France said on Wednesday it was paramount that Saied quickly name a new prime minister and cabinet, while civil society groups including the powerful labour union have said he must produce a roadmap to exit the crisis within a month.
A decade after ending autocratic rule through a popular uprising, Tunisia faces the sternest test yet to its democratic system and Western countries that have applauded its political transition have expressed concern.
Saied, who says his actions are constitutional but has yet to set out his next steps, has been urged by the United States to stick to democratic principles. He met security chiefs on Wednesday, the presidency said.
Backed by the army, Saied’s actions included suspending parliament for 30 days. Opponents including the Islamist Ennahda party, parliament’s biggest, have accused him of a power grab.
On Wednesday he replaced the head of the television station after an incident in which two guests on a current affairs programme said they had been denied entry to the building.
The United States on Monday pressed Tunisia to maintain “scrupulous respect for freedom of expression” after police raided a foreign news bureau, but on Wednesday a New York Times reporter said police had detained her for two hours when out working in Tunis.
Late on Wednesday the presidency published a video showing Saied telling the head of a business union that “wrong economic choices” had caused major financial problems.
Tunisia is seeking a loan agreement from the International Monetary Fund to finance its projected budget deficit and debt repayments.
Saied in the video called on traders to reduce prices of goods and warned them against speculating or hoarding. He also targeted business figure accused of corruption, saying that 460 people had stolen 13.5 billion dinars ($4.8 billion) of public money.
The judiciary had earlier said it was investigating the two biggest parties in parliament, Ennahda and Heart of Tunisia, on suspicion of receiving foreign funds during the 2019 election campaign.
The judiciary, widely seen in Tunisia as independent from politics, said its investigation started 10 days before the president’s moves.
Ennahda, a moderate Islamist party that has become the focal point of opposition to Saied’s seizure of powers after its leader parliament speaker Rached Ghannouchi accused him of conducting a coup, denied committing any violations.
Heart of Tunisia could not be reached for comment.
Though Ennahda called on Sunday for supporters to come out on the streets against Saied’s actions, it has since called for calm and sought national dialogue.
There was no sign of protests or other disturbances on Wednesday, although a heavier security presence was in place in central Tunis.

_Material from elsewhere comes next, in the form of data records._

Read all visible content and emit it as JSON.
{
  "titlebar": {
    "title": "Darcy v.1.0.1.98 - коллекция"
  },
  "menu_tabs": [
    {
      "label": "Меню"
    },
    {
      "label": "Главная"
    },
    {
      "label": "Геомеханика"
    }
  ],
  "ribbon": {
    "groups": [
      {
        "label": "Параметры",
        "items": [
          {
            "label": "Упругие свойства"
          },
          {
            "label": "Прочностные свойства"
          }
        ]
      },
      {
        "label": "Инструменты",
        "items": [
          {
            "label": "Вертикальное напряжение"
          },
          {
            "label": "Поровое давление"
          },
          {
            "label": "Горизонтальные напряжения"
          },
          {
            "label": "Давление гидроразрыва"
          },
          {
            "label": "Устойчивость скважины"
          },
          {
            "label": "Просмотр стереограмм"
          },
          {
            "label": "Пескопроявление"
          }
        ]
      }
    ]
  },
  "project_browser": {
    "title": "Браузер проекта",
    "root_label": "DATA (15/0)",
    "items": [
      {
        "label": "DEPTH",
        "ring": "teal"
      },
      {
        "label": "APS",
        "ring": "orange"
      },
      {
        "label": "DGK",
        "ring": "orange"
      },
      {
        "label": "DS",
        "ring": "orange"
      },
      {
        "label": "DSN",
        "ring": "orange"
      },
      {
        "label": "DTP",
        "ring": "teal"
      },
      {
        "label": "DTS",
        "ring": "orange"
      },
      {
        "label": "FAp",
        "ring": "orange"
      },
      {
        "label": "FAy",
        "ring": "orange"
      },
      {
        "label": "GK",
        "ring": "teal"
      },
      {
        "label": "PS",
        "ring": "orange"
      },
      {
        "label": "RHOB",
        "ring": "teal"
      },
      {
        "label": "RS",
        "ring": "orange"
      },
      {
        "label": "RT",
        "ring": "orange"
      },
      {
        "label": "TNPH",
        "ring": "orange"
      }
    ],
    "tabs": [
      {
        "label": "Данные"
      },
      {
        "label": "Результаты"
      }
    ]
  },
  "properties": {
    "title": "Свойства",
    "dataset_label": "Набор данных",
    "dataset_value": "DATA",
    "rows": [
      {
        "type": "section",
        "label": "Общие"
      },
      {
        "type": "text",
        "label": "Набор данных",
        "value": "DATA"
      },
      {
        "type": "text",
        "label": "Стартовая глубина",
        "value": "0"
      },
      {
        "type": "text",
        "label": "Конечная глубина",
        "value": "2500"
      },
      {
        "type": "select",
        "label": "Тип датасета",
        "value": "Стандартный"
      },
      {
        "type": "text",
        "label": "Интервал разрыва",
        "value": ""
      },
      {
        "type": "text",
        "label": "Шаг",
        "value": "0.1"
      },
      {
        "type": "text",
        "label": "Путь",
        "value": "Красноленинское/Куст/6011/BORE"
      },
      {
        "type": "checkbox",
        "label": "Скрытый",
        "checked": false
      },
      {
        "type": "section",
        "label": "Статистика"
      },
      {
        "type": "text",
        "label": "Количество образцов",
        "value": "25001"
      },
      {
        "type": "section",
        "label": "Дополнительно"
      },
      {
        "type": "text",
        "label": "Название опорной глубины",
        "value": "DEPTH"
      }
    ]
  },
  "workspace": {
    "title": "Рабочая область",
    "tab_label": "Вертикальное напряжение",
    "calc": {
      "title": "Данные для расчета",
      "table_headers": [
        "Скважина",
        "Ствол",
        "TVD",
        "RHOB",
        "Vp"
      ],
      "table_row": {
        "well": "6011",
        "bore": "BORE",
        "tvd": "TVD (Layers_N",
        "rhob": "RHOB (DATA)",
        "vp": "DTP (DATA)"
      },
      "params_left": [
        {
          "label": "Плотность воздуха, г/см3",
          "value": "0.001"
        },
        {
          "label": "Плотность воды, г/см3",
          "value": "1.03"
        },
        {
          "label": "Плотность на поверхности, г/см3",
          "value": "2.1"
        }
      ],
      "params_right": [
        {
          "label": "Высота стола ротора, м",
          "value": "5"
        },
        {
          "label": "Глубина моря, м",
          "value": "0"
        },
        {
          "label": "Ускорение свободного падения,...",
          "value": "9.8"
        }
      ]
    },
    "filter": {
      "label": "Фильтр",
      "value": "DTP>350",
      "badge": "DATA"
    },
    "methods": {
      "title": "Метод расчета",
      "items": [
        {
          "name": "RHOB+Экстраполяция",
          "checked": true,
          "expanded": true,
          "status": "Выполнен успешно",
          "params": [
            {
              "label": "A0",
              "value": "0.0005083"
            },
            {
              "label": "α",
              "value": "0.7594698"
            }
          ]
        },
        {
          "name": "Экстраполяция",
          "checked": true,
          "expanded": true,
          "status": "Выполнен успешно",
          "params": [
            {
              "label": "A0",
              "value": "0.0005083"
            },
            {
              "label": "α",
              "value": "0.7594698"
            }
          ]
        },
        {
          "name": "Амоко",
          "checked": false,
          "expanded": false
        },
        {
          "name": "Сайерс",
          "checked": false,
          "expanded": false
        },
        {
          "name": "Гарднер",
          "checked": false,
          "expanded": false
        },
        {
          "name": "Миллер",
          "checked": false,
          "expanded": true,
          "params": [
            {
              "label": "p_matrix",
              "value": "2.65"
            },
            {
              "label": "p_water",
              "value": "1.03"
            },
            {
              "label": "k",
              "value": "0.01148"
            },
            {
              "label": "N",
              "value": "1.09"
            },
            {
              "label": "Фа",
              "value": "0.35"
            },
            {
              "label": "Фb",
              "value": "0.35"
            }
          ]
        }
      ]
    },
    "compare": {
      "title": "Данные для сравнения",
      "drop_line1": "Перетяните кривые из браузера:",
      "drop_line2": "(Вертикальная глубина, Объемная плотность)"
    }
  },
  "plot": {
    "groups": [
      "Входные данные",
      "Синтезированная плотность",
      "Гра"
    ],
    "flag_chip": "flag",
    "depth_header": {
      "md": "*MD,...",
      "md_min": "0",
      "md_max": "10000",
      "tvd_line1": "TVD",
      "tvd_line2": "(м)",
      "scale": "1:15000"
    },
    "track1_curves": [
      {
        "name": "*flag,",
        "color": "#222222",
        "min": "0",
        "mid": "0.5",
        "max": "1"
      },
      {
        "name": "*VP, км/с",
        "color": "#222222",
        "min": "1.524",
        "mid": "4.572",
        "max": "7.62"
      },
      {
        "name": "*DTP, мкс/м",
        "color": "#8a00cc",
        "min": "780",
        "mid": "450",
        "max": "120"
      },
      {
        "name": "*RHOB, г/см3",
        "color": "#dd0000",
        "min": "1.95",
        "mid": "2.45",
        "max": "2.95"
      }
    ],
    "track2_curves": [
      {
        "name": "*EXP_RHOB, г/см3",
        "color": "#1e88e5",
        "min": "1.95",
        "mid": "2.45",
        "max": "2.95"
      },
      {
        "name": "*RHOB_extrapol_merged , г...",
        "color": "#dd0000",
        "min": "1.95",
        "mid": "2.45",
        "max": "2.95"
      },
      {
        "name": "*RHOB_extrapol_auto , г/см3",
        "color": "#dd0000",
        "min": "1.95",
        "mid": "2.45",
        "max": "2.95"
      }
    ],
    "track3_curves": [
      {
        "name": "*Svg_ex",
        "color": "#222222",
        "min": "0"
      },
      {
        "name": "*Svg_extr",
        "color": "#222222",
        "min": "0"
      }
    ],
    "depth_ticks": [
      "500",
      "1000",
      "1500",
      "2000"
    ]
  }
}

The army also remains at the parliament, government and television buildings it surrounded on Sunday.
Saied reiterated a long-standing rule banning gatherings of more than three people in public, but there was no sign it was being enforced as people moved and gathered normally.
Saied has also tightened some existing COVID-19 restrictions including a nightly curfew and ban on travel between cities.
On Wednesday he issued orders to set up a pandemic response centre to coordinate Tunisia’s handling of the COVID-19 crisis, the presidency said.
(Reporting by Tarek Amara; Additional reporting by Dominique Vidalon in Paris; Writing by Angus McDowall and Tom Perry; Editing by Emelia Sithole-Matarise, Alison Williams and Richard Pullin)